Task brief:
For each line in the data below that holds "JSON", return a copy.
(Beginning of Entries supplied)
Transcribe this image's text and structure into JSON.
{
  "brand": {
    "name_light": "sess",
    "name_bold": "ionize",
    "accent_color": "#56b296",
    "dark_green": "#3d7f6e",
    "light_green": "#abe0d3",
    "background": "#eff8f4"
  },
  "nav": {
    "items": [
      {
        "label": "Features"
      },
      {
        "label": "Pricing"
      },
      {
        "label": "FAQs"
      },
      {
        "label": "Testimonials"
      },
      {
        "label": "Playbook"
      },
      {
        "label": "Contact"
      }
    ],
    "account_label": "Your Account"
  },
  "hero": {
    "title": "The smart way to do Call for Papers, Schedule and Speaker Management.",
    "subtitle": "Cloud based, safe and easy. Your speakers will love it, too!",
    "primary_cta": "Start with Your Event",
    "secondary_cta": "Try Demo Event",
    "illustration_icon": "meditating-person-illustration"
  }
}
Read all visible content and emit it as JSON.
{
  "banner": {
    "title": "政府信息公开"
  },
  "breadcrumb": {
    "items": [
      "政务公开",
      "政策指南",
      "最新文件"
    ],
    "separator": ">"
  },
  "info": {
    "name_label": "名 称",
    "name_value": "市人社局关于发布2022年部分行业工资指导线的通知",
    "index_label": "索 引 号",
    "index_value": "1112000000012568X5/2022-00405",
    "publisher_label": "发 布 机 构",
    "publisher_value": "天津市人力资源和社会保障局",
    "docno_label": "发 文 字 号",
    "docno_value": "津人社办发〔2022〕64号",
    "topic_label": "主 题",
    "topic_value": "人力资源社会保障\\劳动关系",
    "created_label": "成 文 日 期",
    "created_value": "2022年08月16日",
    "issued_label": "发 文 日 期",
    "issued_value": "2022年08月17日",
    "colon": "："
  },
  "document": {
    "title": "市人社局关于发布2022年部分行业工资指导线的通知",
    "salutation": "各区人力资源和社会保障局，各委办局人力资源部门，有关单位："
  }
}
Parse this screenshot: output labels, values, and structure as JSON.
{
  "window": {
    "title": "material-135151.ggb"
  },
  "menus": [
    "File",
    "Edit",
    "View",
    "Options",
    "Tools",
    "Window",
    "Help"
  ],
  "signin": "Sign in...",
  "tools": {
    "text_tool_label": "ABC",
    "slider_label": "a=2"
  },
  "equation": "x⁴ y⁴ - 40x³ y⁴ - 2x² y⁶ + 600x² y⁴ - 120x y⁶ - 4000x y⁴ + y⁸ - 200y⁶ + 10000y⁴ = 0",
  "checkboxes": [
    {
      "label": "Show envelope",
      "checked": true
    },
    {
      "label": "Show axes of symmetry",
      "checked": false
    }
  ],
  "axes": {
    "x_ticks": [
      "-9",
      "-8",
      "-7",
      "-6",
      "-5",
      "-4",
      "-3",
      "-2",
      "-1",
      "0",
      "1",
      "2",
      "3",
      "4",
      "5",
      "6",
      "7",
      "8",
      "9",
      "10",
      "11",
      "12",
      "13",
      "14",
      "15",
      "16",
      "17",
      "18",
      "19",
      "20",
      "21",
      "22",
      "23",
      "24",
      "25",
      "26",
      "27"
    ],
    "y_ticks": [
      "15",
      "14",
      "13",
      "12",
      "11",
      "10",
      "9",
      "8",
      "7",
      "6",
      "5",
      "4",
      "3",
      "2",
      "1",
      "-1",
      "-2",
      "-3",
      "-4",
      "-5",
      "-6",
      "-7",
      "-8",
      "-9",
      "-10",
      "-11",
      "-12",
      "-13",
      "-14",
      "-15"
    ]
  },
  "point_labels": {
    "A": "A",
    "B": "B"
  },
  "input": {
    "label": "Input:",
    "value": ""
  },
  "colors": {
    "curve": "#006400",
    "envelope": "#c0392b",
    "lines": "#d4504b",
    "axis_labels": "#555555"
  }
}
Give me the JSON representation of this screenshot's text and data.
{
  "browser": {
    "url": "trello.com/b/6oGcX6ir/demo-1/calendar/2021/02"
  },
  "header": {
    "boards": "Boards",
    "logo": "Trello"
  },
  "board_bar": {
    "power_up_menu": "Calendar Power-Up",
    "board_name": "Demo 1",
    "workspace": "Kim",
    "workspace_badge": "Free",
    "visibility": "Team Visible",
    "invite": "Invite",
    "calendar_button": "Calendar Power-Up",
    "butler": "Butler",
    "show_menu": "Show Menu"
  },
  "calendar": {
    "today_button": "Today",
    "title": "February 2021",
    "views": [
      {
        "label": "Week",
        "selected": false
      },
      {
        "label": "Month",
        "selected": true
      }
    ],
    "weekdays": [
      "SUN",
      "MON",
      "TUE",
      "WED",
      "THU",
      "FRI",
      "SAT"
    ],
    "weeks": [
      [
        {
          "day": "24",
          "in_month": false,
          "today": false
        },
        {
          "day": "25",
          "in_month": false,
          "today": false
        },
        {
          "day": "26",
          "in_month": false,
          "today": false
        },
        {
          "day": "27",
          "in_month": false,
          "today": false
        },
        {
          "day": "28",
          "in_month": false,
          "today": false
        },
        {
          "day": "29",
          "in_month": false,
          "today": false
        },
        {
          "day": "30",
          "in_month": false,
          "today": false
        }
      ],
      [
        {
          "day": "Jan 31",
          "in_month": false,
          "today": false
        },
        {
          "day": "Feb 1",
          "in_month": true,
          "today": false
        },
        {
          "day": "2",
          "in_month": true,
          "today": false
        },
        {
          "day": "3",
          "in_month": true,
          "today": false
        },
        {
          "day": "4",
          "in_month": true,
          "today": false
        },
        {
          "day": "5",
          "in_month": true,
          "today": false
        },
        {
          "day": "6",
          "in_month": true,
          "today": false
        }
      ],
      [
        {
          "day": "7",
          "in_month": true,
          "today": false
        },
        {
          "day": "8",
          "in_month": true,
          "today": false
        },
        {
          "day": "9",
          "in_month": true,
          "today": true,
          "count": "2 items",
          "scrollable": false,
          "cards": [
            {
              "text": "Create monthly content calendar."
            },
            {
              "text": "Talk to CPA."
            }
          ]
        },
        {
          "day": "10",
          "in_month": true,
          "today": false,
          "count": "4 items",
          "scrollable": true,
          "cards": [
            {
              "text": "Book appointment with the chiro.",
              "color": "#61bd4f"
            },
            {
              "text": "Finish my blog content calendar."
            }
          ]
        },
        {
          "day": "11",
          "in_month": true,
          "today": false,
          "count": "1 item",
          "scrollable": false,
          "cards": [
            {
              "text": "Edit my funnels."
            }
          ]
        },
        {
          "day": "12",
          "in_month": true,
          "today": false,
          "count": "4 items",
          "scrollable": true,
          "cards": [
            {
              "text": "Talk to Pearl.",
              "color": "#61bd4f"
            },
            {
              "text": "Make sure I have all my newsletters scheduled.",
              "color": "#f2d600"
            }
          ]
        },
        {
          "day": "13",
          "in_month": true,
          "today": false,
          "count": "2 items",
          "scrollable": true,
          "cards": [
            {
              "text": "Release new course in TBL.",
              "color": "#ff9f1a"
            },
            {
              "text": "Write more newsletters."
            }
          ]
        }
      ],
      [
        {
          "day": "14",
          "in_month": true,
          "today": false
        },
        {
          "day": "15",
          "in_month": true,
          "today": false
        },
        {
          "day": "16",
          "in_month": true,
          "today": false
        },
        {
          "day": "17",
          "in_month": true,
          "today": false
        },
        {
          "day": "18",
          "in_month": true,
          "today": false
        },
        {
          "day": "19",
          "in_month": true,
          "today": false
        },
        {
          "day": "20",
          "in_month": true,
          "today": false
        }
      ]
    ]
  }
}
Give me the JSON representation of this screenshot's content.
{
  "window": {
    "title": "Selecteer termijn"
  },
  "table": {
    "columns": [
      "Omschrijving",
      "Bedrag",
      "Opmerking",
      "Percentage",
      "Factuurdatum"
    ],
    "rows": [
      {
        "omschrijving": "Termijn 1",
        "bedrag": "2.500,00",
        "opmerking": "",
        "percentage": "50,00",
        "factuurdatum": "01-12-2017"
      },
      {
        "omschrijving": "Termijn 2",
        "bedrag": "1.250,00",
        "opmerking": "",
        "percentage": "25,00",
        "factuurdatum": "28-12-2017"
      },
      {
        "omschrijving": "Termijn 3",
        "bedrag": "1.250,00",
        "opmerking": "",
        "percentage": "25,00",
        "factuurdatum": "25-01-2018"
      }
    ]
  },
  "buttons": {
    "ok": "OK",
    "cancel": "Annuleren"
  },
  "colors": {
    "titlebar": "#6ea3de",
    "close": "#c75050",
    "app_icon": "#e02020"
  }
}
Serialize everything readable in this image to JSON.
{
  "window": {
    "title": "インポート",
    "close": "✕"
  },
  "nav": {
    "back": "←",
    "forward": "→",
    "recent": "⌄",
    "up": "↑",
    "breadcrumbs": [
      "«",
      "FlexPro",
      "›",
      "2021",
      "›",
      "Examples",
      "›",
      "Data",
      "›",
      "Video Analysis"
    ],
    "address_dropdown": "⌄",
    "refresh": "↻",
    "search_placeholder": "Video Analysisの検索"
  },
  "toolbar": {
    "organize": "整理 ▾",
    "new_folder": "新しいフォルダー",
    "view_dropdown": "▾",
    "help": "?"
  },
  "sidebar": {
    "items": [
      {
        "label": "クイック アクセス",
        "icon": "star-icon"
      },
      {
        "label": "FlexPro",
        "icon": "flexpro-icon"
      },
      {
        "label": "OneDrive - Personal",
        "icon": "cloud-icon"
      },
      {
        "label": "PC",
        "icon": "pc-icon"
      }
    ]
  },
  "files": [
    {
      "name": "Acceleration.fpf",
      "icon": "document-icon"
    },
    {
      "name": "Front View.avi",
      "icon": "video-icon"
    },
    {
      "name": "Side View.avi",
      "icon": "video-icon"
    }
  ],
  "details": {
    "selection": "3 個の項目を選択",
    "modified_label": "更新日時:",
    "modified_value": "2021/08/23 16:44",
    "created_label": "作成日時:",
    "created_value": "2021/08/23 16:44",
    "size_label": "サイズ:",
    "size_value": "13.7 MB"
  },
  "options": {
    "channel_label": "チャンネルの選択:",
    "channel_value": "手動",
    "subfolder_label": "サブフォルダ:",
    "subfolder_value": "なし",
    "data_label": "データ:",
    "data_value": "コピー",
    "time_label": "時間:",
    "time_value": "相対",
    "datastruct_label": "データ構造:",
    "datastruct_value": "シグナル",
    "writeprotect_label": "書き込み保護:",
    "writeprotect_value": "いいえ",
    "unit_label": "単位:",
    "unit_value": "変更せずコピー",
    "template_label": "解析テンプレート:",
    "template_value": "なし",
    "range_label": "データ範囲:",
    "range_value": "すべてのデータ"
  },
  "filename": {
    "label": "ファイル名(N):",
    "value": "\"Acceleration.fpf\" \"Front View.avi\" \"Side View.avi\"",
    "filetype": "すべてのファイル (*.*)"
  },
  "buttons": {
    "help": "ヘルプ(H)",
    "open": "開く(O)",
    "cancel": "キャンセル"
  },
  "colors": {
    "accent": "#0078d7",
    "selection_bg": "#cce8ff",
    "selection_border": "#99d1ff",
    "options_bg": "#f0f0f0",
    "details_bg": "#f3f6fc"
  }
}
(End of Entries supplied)
Answer to this task:
Transcribe this image's text and structure into JSON.
Read all visible content and emit it as JSON.
Parse this screenshot: output labels, values, and structure as JSON.
Give me the JSON representation of this screenshot's text and data.
Give me the JSON representation of this screenshot's content.
Serialize everything readable in this image to JSON.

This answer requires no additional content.